Dragonfly 44 is an ultra diffuse galaxy in the Coma Cluster. This galaxy is well-known because observations of the velocity dispersion in 2016 suggested a mass of about one trillion solar masses, about the same as the Milky Way. This mass was also consistent with a count of about 90 and 70 globular clusters observed around Dragonfly 44 in two different studies.
NGC 4494 is an elliptical galaxy located in the constellation Coma Berenices. It is located at a distance of circa 45 million light years from Earth, which, given its apparent dimensions, means that NGC 4494 is about 60,000 light years across. It was discovered by William Herschel in 1785.
NGC 4473 is an elliptical galaxy located about 50 million light-years away in the constellation of Coma Berenices. It was discovered by astronomer William Herschel on April 8, 1784. NGC 4473 has an inclination of about 71°. NGC 4473 is a member of a chain of galaxies called Markarian's Chain which is part of the larger Virgo Cluster of galaxies.
NGC 3311 is a supergiant elliptical galaxy located about 190 million light-years away in the constellation Hydra. The galaxy was discovered by astronomer John Herschel on March 30, 1835. NGC 3311 is the brightest member of the Hydra Cluster and forms a pair with NGC 3309 which along with NGC 3311, dominate the central region of the Hydra Cluster.
NGC 720 is an elliptical galaxy located in the constellation Cetus. It is located at a distance of circa 80 million light years from Earth, which, given its apparent dimensions, means that NGC 720 is about 110,000 light years across. It was discovered by William Herschel on October 3, 1785. The galaxy is included in the Herschel 400 Catalogue. It lies about three and a half degrees south and slightly east from zeta Ceti.

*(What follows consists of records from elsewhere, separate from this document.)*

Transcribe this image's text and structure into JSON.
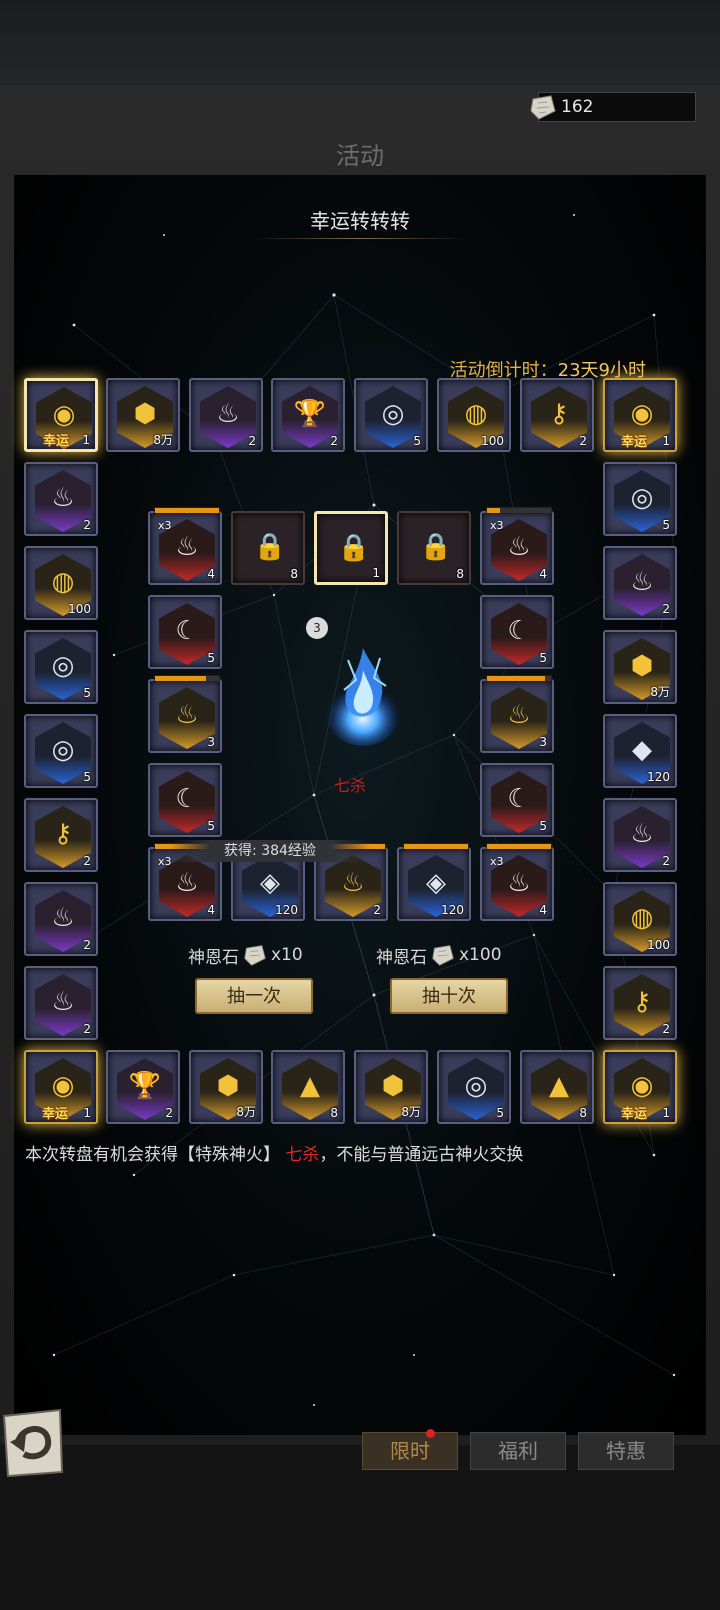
{
  "currency": {
    "amount": "162",
    "icon": "shenen-stone-icon"
  },
  "page_title": "活动",
  "event_title": "幸运转转转",
  "countdown": {
    "label": "活动倒计时：",
    "value": "23天9小时"
  },
  "lucky_tag": "幸运",
  "ring": {
    "top": [
      {
        "icon": "lucky-orb-icon",
        "glyph": "◉",
        "color": "gold",
        "count": "1",
        "lucky": true,
        "selected": true
      },
      {
        "icon": "gold-gem-icon",
        "glyph": "⬢",
        "color": "gold",
        "count": "8万"
      },
      {
        "icon": "flame-emblem-icon",
        "glyph": "♨",
        "color": "purple",
        "count": "2"
      },
      {
        "icon": "chalice-icon",
        "glyph": "🏆",
        "color": "purple",
        "count": "2"
      },
      {
        "icon": "compass-disc-icon",
        "glyph": "◎",
        "color": "blue",
        "count": "5"
      },
      {
        "icon": "pouch-icon",
        "glyph": "◍",
        "color": "gold",
        "count": "100"
      },
      {
        "icon": "scroll-key-icon",
        "glyph": "⚷",
        "color": "gold",
        "count": "2"
      },
      {
        "icon": "lucky-orb-icon",
        "glyph": "◉",
        "color": "gold",
        "count": "1",
        "lucky": true
      }
    ],
    "right": [
      {
        "icon": "compass-disc-icon",
        "glyph": "◎",
        "color": "blue",
        "count": "5"
      },
      {
        "icon": "flame-emblem-icon",
        "glyph": "♨",
        "color": "purple",
        "count": "2"
      },
      {
        "icon": "gold-gem-icon",
        "glyph": "⬢",
        "color": "gold",
        "count": "8万"
      },
      {
        "icon": "blue-crystal-icon",
        "glyph": "◆",
        "color": "blue",
        "count": "120"
      },
      {
        "icon": "flame-emblem-icon",
        "glyph": "♨",
        "color": "purple",
        "count": "2"
      },
      {
        "icon": "pouch-icon",
        "glyph": "◍",
        "color": "gold",
        "count": "100"
      },
      {
        "icon": "scroll-key-icon",
        "glyph": "⚷",
        "color": "gold",
        "count": "2"
      }
    ],
    "bottom": [
      {
        "icon": "lucky-orb-icon",
        "glyph": "◉",
        "color": "gold",
        "count": "1",
        "lucky": true
      },
      {
        "icon": "chalice-icon",
        "glyph": "🏆",
        "color": "purple",
        "count": "2"
      },
      {
        "icon": "gold-gem-icon",
        "glyph": "⬢",
        "color": "gold",
        "count": "8万"
      },
      {
        "icon": "dust-pile-icon",
        "glyph": "▲",
        "color": "gold",
        "count": "8"
      },
      {
        "icon": "gold-gem-icon",
        "glyph": "⬢",
        "color": "gold",
        "count": "8万"
      },
      {
        "icon": "compass-disc-icon",
        "glyph": "◎",
        "color": "blue",
        "count": "5"
      },
      {
        "icon": "dust-pile-icon",
        "glyph": "▲",
        "color": "gold",
        "count": "8"
      },
      {
        "icon": "lucky-orb-icon",
        "glyph": "◉",
        "color": "gold",
        "count": "1",
        "lucky": true
      }
    ],
    "left": [
      {
        "icon": "flame-emblem-icon",
        "glyph": "♨",
        "color": "purple",
        "count": "2"
      },
      {
        "icon": "pouch-icon",
        "glyph": "◍",
        "color": "gold",
        "count": "100"
      },
      {
        "icon": "compass-disc-icon",
        "glyph": "◎",
        "color": "blue",
        "count": "5"
      },
      {
        "icon": "compass-disc-icon",
        "glyph": "◎",
        "color": "blue",
        "count": "5"
      },
      {
        "icon": "scroll-key-icon",
        "glyph": "⚷",
        "color": "gold",
        "count": "2"
      },
      {
        "icon": "flame-emblem-icon",
        "glyph": "♨",
        "color": "purple",
        "count": "2"
      },
      {
        "icon": "flame-emblem-icon",
        "glyph": "♨",
        "color": "purple",
        "count": "2"
      }
    ]
  },
  "inner": {
    "top": [
      {
        "icon": "fire-emblem-icon",
        "glyph": "♨",
        "color": "red",
        "count": "4",
        "x3": "x3",
        "progress": 1.0
      },
      {
        "icon": "locked-chest-icon",
        "glyph": "🔒",
        "color": "locked",
        "count": "8",
        "locked": true
      },
      {
        "icon": "locked-chest-icon",
        "glyph": "🔒",
        "color": "locked",
        "count": "1",
        "locked": true,
        "selected": true
      },
      {
        "icon": "locked-chest-icon",
        "glyph": "🔒",
        "color": "locked",
        "count": "8",
        "locked": true
      },
      {
        "icon": "fire-emblem-icon",
        "glyph": "♨",
        "color": "red",
        "count": "4",
        "x3": "x3",
        "progress": 0.2
      }
    ],
    "left": [
      {
        "icon": "moon-fire-icon",
        "glyph": "☾",
        "color": "red",
        "count": "5"
      },
      {
        "icon": "fire-emblem-icon",
        "glyph": "♨",
        "color": "gold",
        "count": "3",
        "progress": 0.8
      },
      {
        "icon": "moon-fire-icon",
        "glyph": "☾",
        "color": "red",
        "count": "5"
      }
    ],
    "right": [
      {
        "icon": "moon-fire-icon",
        "glyph": "☾",
        "color": "red",
        "count": "5"
      },
      {
        "icon": "fire-emblem-icon",
        "glyph": "♨",
        "color": "gold",
        "count": "3",
        "progress": 0.9
      },
      {
        "icon": "moon-fire-icon",
        "glyph": "☾",
        "color": "red",
        "count": "5"
      }
    ],
    "bottom": [
      {
        "icon": "fire-emblem-icon",
        "glyph": "♨",
        "color": "red",
        "count": "4",
        "x3": "x3",
        "progress": 1.0
      },
      {
        "icon": "void-cube-icon",
        "glyph": "◈",
        "color": "blue",
        "count": "120"
      },
      {
        "icon": "fire-emblem-icon",
        "glyph": "♨",
        "color": "gold",
        "count": "2",
        "progress": 1.0
      },
      {
        "icon": "void-cube-icon",
        "glyph": "◈",
        "color": "blue",
        "count": "120",
        "progress": 1.0
      },
      {
        "icon": "fire-emblem-icon",
        "glyph": "♨",
        "color": "red",
        "count": "4",
        "x3": "x3",
        "progress": 1.0
      }
    ]
  },
  "center": {
    "fire_name": "七杀",
    "badge": "3",
    "exp_tip": "获得: 384经验"
  },
  "draw_once": {
    "cost_label": "神恩石",
    "cost_qty": "x10",
    "button": "抽一次"
  },
  "draw_ten": {
    "cost_label": "神恩石",
    "cost_qty": "x100",
    "button": "抽十次"
  },
  "notice": {
    "prefix": "本次转盘有机会获得【特殊神火】",
    "highlight": "七杀",
    "suffix": "，不能与普通远古神火交换"
  },
  "tabs": [
    {
      "label": "限时",
      "active": true,
      "badge": true
    },
    {
      "label": "福利",
      "active": false
    },
    {
      "label": "特惠",
      "active": false
    }
  ],
  "colors": {
    "accent": "#e0b347",
    "highlight_red": "#e02828",
    "frame_purple": "#5a5f82"
  }
}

NGC 1380 is a lenticular galaxy located in the constellation Fornax. It is located at a distance of circa 60 million light years from Earth, which, given its apparent dimensions, means that NGC 1380 is about 85,000 light years across. It was discovered by James Dunlop on September 2, 1826. It is a member of the Fornax Cluster.
NGC 4278 is an elliptical galaxy located in the constellation Coma Berenices. It is located at a distance of circa 55 million light years from Earth, which, given its apparent dimensions, means that NGC 4278 is about 65,000 light years across. It was discovered by William Herschel on March 13, 1785. NGC 4278 is part of the Herschel 400 Catalogue and can be found about one and 3/4 of a degree northwest of Gamma Comae Berenices even with a small telescope.
NGC 4318 is a small lenticular galaxy located about 72 million light-years away in the constellation Virgo. It was discovered by astronomer John Herschel on January 18, 1828. NGC 4318 is a member of the Virgo W′ group, a group of galaxies in the background of the Virgo Cluster that is centered on the giant elliptical galaxy NGC 4365.
NGC 4365 is an elliptical galaxy located in the constellation Virgo. It was discovered by William Herschel on April 13, 1784.